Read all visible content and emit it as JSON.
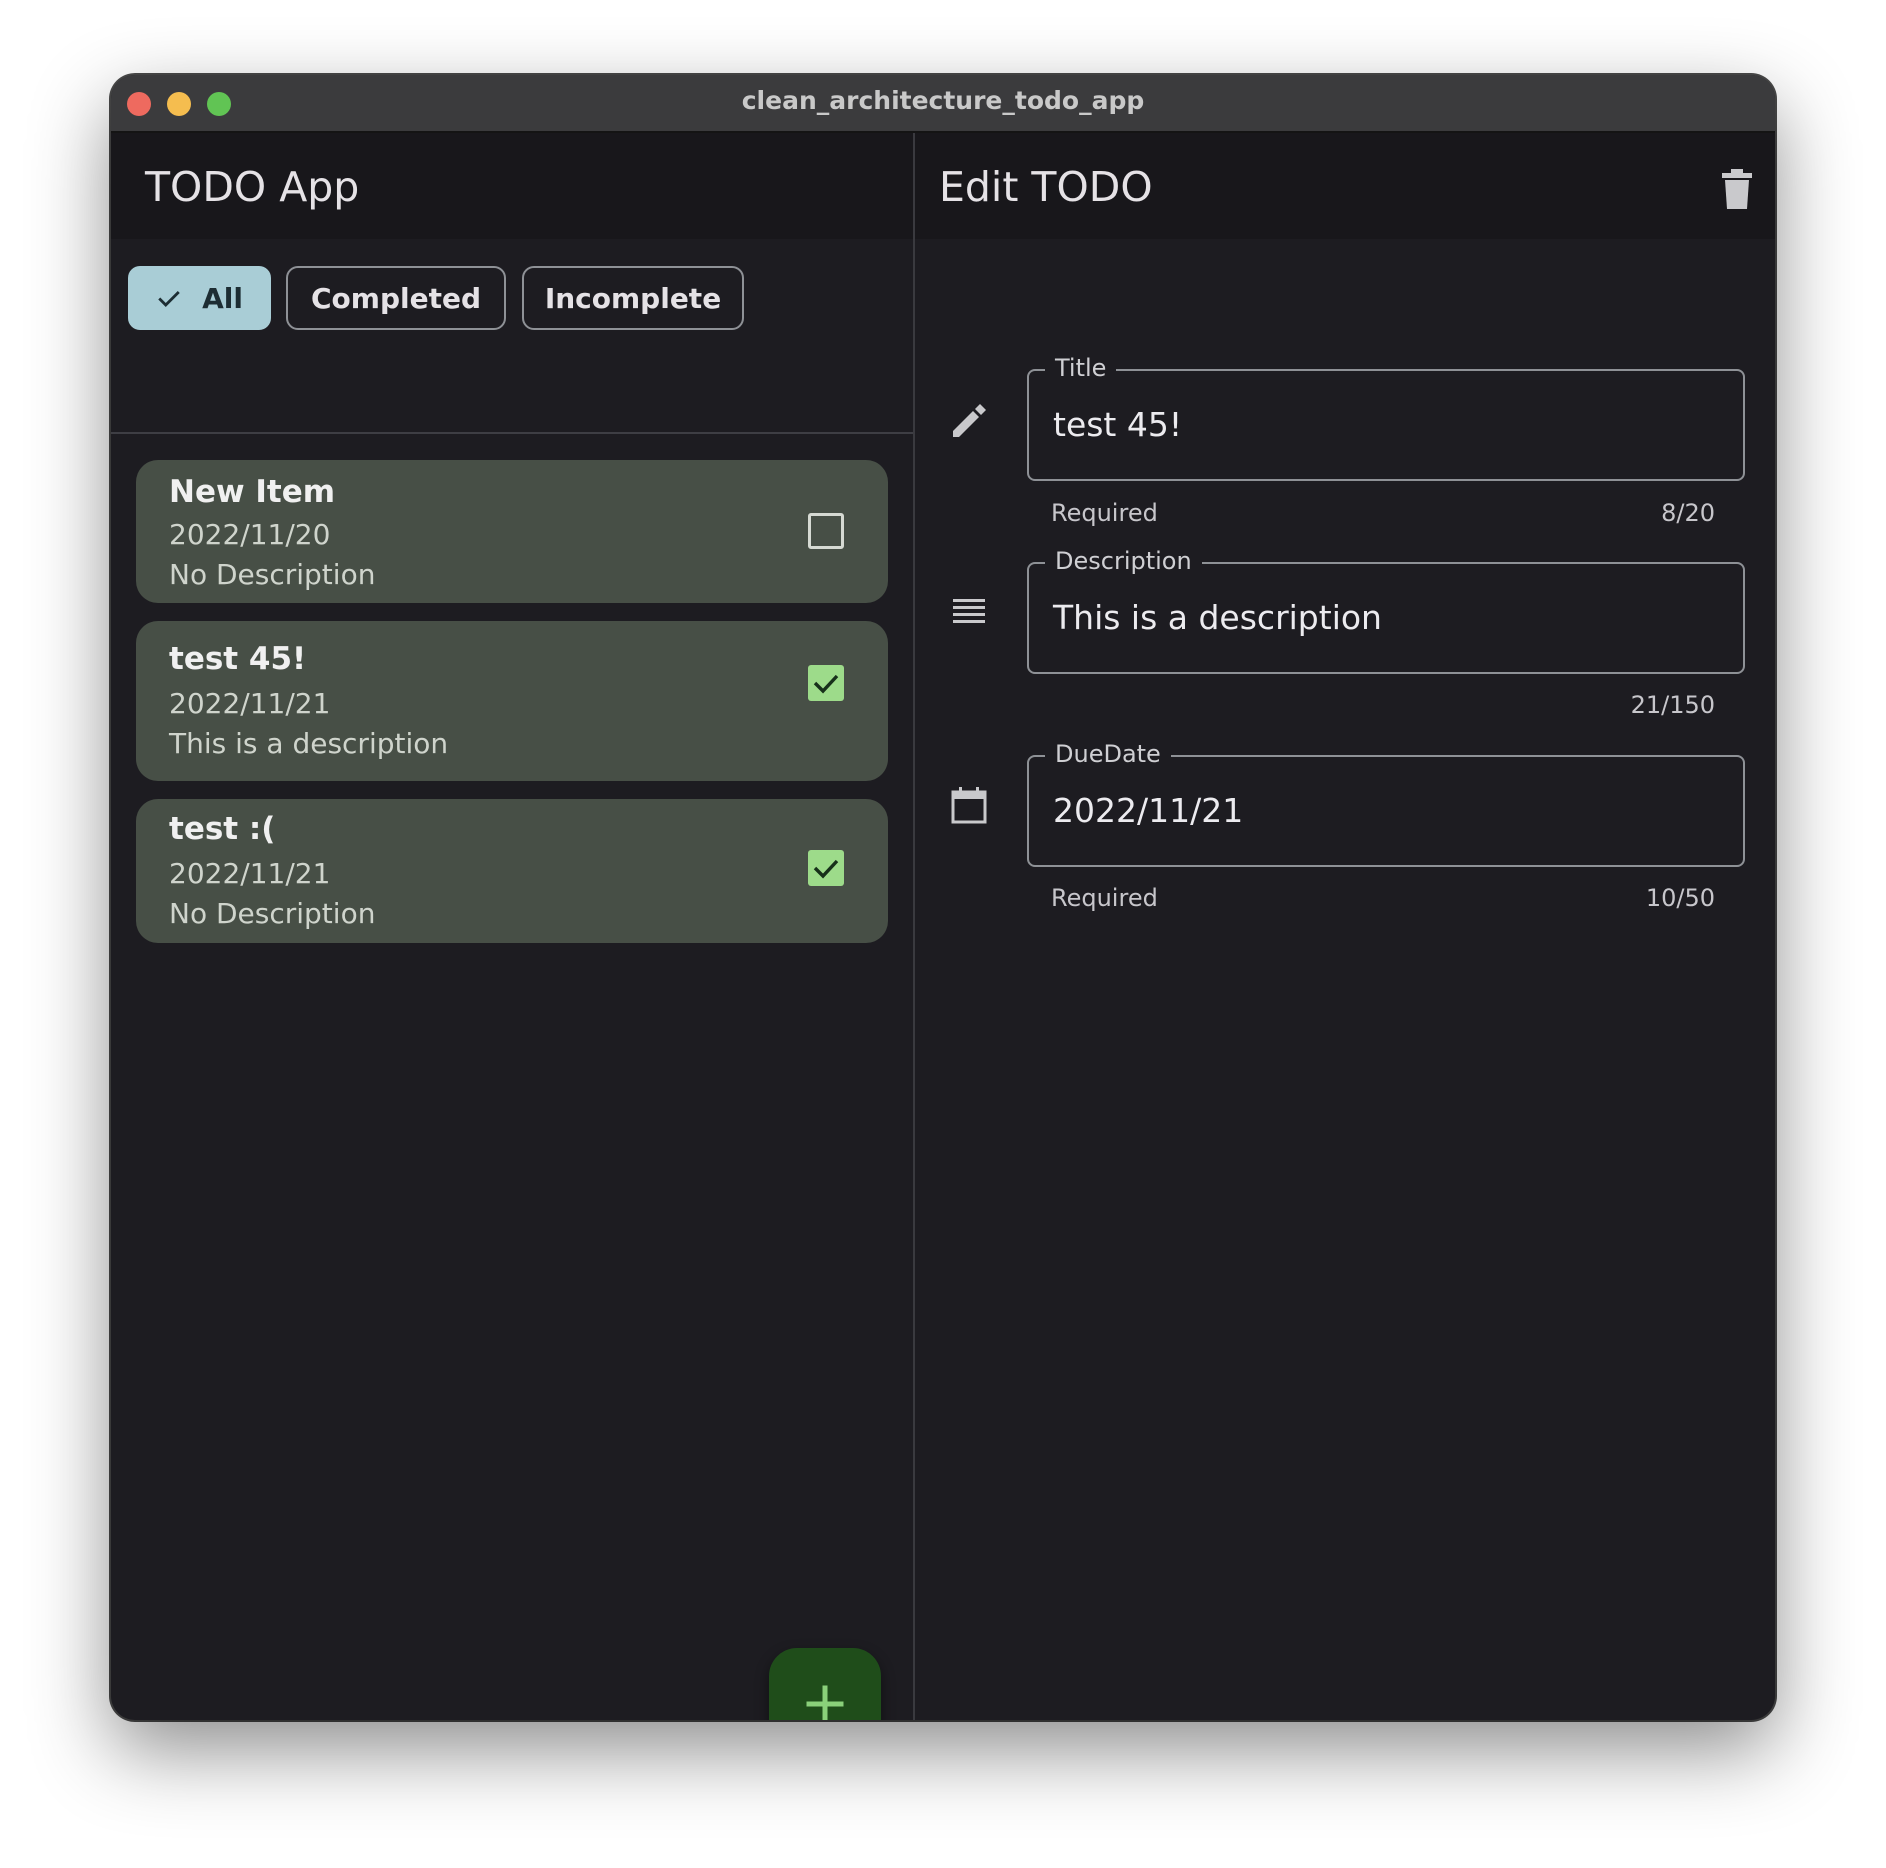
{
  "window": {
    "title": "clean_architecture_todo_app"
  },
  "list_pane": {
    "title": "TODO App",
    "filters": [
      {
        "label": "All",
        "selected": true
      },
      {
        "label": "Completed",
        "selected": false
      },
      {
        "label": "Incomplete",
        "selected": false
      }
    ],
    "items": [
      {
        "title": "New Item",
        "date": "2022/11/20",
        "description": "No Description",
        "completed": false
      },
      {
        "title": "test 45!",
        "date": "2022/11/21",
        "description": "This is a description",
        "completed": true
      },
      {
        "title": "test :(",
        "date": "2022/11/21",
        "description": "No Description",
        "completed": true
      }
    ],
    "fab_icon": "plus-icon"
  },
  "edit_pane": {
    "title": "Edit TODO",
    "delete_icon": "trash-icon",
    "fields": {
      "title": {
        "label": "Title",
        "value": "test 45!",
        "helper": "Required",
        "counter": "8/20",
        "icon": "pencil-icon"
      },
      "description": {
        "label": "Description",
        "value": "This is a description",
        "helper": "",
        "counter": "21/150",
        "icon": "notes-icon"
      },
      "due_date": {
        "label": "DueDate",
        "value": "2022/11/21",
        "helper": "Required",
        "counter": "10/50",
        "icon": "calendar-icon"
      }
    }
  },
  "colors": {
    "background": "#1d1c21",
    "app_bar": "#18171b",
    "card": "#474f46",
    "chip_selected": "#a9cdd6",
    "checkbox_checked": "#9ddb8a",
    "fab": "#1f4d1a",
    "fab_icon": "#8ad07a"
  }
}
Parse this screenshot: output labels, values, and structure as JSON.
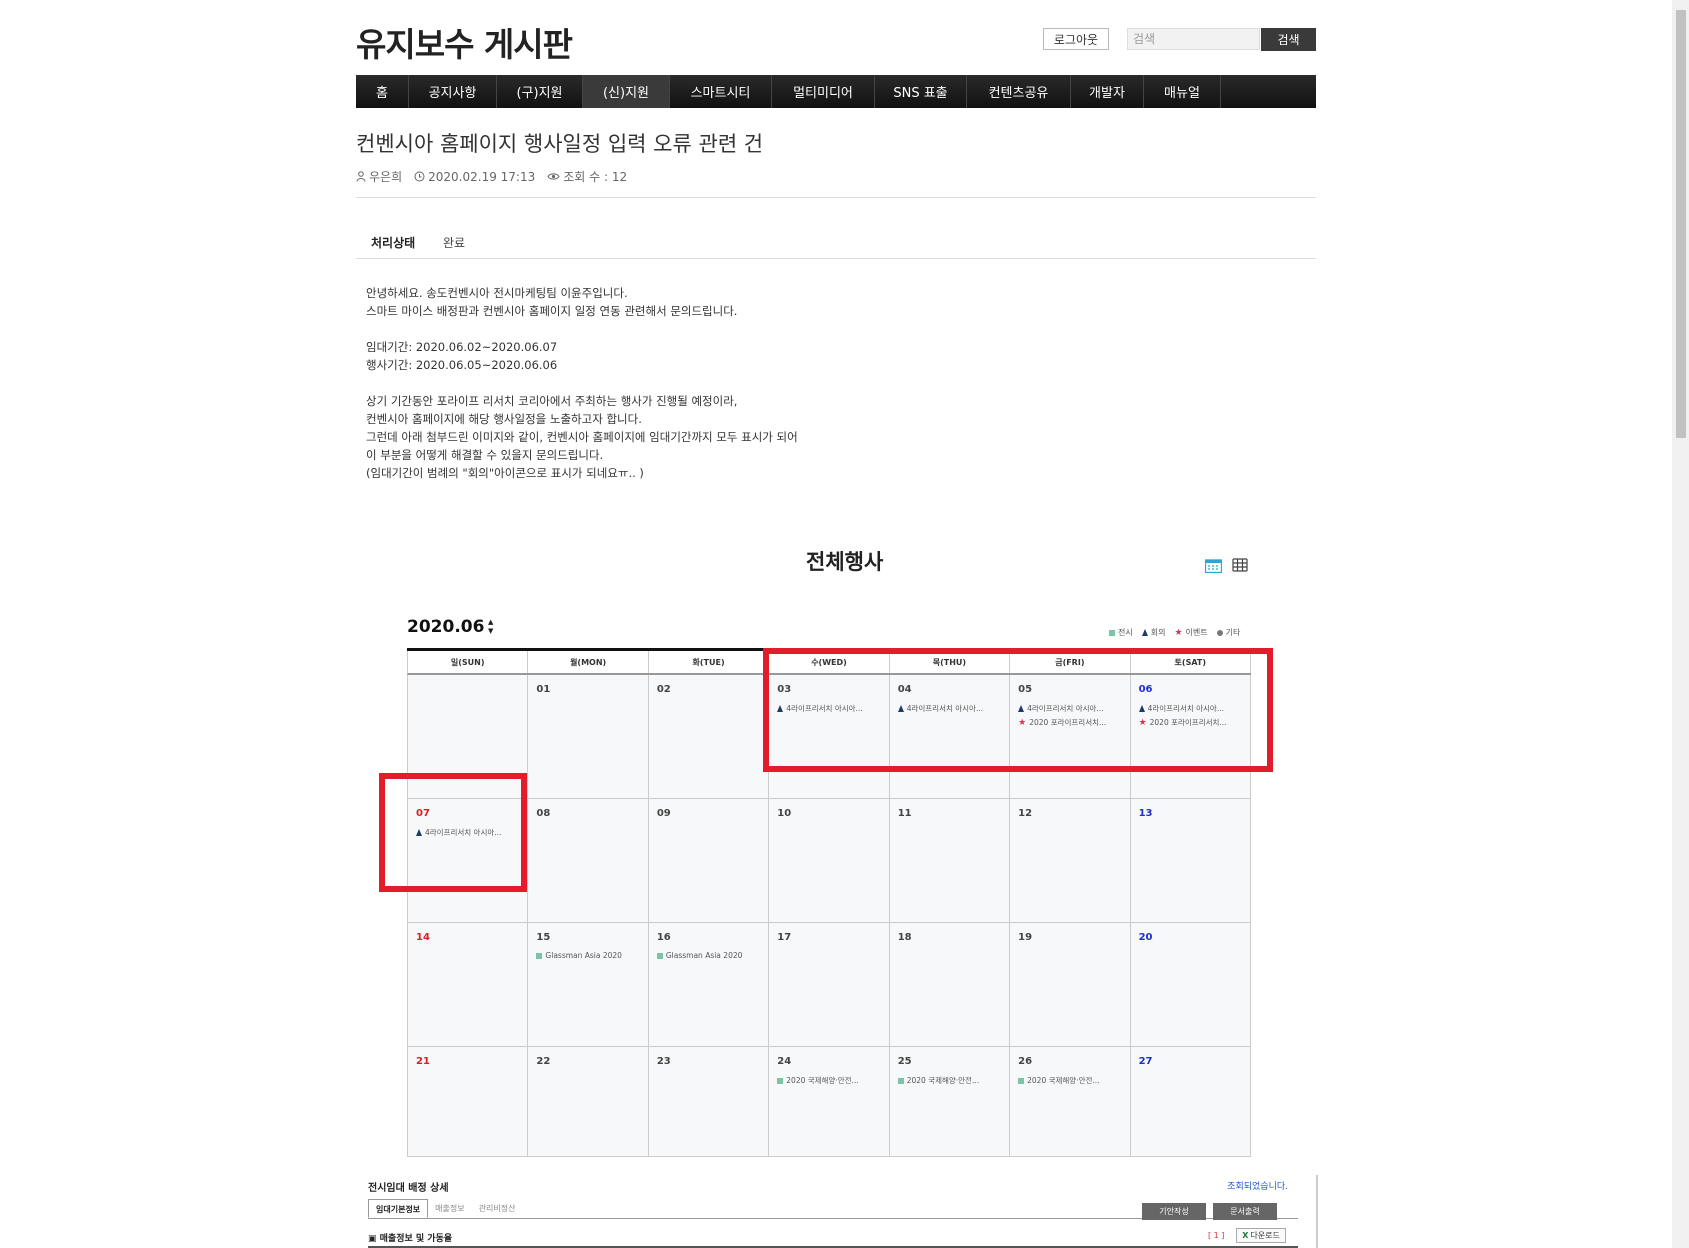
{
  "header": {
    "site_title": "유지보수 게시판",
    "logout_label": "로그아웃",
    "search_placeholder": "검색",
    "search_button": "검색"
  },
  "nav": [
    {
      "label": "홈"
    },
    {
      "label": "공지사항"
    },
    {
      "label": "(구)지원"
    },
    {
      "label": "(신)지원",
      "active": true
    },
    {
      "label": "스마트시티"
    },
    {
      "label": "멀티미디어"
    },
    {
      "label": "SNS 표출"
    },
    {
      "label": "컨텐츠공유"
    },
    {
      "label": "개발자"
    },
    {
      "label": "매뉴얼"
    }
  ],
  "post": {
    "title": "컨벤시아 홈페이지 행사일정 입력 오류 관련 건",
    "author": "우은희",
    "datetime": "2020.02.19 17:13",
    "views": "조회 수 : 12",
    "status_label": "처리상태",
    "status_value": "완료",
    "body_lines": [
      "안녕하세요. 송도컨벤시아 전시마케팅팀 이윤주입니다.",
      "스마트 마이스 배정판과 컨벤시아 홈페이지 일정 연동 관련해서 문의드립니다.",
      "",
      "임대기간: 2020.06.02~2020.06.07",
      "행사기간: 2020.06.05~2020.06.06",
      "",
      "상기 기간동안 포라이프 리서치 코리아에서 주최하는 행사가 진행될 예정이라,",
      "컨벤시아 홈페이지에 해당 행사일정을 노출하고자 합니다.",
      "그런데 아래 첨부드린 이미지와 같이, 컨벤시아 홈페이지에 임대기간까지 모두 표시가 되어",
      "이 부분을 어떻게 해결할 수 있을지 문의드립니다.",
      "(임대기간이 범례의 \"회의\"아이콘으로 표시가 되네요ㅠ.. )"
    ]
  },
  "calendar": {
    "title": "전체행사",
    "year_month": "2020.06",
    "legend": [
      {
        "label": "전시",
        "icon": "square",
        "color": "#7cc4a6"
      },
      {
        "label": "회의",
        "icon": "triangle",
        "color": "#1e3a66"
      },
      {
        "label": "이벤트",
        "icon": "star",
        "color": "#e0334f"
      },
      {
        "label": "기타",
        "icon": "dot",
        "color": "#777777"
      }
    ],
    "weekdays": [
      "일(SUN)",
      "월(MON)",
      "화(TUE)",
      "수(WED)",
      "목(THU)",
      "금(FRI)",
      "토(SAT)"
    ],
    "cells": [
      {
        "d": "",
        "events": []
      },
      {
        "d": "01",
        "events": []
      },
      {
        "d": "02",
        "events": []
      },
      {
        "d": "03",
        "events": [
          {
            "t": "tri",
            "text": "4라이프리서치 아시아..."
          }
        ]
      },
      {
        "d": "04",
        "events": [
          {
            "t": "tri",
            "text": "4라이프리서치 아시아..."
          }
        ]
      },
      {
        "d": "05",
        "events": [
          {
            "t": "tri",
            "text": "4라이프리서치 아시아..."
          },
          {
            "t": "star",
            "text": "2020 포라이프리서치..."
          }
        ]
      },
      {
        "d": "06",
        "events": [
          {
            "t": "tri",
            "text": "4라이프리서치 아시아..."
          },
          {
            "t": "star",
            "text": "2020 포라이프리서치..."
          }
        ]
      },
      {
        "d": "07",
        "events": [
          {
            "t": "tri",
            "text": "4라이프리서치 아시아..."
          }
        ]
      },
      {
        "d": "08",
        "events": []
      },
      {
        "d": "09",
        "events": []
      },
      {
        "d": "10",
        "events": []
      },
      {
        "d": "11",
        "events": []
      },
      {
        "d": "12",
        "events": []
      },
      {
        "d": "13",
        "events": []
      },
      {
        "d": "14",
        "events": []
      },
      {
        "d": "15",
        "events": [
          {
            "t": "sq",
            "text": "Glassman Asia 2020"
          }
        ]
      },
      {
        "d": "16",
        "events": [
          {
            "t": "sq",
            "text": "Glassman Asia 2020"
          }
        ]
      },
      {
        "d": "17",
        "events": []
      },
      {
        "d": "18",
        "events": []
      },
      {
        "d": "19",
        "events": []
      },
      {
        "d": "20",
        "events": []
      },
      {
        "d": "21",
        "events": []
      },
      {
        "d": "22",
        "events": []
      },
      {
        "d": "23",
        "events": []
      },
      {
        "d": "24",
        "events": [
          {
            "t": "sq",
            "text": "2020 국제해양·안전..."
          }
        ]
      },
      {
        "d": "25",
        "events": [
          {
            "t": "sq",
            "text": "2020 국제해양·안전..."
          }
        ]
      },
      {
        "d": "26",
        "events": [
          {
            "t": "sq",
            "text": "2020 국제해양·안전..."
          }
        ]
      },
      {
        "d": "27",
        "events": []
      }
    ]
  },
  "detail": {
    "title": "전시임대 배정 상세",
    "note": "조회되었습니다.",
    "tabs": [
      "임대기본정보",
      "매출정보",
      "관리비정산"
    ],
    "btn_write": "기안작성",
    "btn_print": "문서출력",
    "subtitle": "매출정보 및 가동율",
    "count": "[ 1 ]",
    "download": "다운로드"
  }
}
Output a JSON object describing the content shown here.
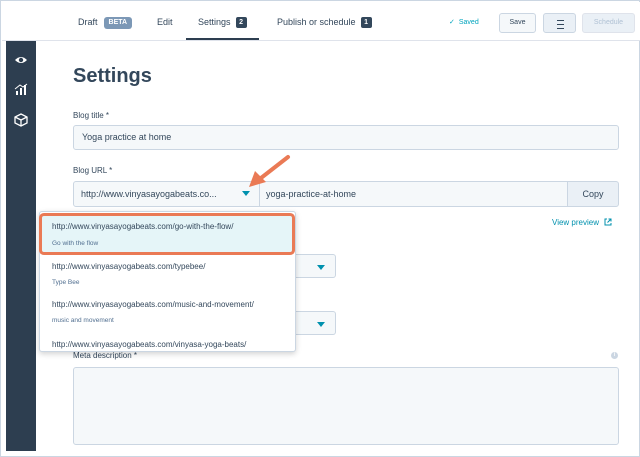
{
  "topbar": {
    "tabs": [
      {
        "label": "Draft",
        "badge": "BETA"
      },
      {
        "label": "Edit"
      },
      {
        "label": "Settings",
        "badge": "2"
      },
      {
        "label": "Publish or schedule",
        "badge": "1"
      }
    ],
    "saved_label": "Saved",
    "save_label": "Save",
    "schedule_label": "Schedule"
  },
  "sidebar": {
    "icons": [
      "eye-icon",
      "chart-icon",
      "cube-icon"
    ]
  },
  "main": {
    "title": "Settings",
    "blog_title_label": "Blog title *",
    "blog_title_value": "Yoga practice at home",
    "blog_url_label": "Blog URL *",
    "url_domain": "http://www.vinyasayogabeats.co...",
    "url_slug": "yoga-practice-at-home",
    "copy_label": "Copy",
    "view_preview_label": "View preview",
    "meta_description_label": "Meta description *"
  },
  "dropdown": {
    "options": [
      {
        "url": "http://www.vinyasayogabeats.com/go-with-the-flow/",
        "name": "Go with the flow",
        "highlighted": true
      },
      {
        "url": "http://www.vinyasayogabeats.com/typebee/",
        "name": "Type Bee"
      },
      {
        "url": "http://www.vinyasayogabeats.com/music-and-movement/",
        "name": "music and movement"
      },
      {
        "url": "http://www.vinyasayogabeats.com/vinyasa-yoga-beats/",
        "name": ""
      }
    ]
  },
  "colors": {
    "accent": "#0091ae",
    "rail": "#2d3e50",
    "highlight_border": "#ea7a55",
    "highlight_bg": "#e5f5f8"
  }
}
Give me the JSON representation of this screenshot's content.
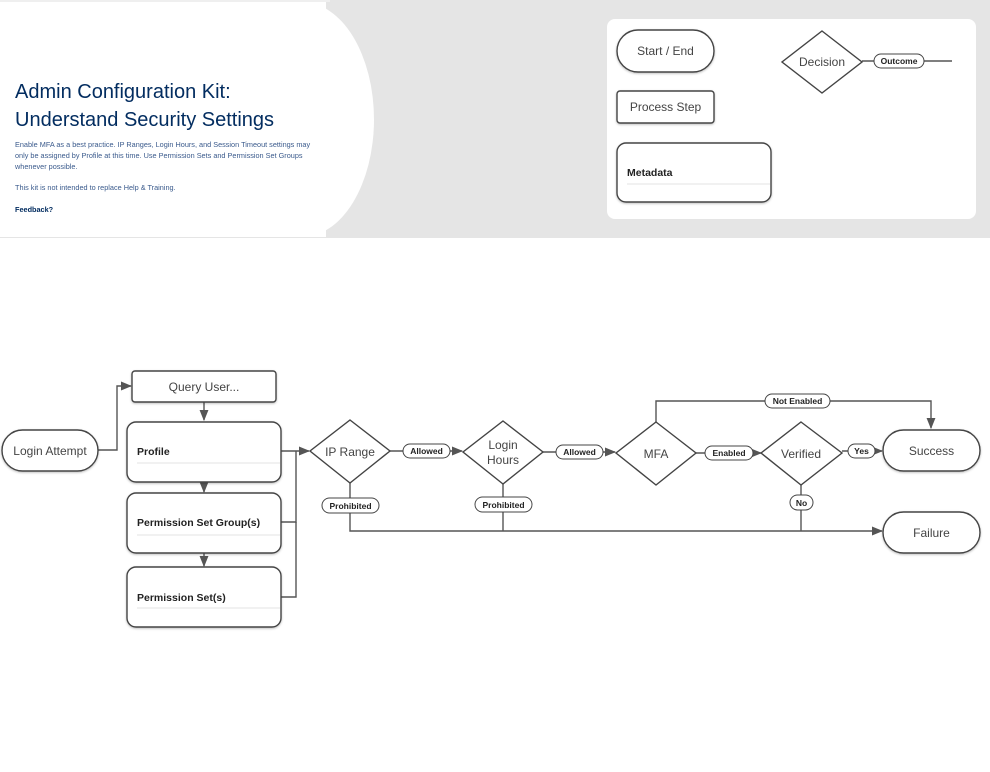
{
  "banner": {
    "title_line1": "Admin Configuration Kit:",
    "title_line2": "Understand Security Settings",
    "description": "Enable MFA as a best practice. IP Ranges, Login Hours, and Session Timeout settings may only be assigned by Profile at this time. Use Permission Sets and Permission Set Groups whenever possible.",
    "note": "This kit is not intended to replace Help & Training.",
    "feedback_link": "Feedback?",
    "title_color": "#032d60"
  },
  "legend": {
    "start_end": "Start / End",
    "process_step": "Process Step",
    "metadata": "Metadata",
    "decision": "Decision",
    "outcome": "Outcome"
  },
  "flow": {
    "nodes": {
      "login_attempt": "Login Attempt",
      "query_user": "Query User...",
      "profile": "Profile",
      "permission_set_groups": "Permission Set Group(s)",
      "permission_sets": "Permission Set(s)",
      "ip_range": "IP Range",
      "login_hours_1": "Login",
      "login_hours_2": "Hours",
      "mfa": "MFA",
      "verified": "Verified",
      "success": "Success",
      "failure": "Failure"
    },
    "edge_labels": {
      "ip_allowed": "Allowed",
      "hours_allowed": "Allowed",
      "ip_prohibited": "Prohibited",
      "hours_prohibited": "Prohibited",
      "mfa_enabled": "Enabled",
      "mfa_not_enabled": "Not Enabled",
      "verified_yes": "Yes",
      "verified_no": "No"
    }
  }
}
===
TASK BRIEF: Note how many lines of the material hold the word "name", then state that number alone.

REPLY: 4